**Task goal:** Below are records; how many of their lines contain "Triangle"? Give the number and no other words.

[Data under study — start]

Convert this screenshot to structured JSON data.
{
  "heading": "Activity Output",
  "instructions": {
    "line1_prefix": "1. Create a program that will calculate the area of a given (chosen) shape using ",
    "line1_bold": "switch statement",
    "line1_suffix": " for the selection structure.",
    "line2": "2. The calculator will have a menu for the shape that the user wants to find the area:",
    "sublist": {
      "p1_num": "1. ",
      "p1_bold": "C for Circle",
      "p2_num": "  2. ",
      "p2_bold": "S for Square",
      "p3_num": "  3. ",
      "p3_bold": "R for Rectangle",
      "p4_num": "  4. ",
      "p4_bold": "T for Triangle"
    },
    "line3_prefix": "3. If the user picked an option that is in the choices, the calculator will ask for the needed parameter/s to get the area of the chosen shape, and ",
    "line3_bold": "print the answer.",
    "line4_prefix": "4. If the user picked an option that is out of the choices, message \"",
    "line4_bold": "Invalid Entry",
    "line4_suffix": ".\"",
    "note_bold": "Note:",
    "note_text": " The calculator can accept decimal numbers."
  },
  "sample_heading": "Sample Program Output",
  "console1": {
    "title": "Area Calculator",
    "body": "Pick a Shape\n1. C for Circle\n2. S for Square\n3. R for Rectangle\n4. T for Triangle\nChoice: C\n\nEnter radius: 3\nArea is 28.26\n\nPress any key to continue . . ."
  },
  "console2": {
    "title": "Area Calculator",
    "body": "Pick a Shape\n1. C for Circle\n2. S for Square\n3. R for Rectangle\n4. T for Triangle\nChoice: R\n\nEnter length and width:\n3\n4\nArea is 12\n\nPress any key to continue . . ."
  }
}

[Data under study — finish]
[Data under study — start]

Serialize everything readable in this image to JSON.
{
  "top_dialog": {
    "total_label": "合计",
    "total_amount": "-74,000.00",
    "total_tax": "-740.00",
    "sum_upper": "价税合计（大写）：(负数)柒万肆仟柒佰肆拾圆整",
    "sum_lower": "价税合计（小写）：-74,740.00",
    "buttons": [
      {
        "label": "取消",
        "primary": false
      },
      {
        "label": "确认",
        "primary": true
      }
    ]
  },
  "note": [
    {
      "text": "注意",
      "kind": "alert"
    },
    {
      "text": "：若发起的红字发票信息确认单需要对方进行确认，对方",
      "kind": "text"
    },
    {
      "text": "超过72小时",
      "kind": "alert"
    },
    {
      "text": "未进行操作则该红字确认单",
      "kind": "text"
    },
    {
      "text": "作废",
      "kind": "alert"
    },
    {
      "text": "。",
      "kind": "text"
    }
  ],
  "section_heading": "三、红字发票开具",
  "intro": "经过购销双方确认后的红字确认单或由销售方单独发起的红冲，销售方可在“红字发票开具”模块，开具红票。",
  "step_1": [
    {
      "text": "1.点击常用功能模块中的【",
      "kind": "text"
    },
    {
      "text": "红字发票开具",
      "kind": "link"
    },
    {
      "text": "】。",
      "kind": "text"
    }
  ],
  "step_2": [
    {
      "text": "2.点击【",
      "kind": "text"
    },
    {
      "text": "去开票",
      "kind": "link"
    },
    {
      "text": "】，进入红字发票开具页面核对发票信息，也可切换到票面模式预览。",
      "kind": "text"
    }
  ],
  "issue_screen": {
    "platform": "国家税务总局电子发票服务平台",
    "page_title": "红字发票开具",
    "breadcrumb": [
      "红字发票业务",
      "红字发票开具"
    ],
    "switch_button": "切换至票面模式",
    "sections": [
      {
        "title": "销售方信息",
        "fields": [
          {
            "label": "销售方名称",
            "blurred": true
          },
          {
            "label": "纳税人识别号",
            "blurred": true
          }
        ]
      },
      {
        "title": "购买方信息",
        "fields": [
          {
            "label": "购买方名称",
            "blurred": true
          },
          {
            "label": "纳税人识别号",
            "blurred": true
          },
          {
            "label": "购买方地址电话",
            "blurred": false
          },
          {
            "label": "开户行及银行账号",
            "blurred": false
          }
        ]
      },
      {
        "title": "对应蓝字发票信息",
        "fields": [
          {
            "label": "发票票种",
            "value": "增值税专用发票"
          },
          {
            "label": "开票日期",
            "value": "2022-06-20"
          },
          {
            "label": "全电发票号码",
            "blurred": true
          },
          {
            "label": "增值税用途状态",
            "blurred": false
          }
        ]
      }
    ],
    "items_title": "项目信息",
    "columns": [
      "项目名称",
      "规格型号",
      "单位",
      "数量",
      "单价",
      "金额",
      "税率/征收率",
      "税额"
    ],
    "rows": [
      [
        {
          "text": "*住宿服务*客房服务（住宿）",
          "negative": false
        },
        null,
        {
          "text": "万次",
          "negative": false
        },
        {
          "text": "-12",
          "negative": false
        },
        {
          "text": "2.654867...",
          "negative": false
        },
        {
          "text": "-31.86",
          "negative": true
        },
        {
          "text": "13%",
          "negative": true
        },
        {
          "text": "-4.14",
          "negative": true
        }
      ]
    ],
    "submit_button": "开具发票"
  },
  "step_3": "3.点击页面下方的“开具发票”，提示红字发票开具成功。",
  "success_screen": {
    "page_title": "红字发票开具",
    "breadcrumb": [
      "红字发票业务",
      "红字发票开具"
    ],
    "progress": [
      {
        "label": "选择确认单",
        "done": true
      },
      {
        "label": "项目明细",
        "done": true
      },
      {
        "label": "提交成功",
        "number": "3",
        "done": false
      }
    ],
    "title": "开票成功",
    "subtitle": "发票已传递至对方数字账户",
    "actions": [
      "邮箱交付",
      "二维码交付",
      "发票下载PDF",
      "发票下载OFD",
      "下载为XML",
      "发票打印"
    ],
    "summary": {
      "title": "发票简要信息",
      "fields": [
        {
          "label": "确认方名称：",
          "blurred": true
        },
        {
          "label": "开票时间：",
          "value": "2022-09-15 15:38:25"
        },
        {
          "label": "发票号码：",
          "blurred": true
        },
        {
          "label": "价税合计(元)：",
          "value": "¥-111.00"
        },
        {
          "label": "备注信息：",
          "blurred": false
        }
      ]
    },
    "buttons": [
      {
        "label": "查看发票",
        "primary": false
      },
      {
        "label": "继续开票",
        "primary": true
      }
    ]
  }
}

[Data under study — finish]

**Output:** 3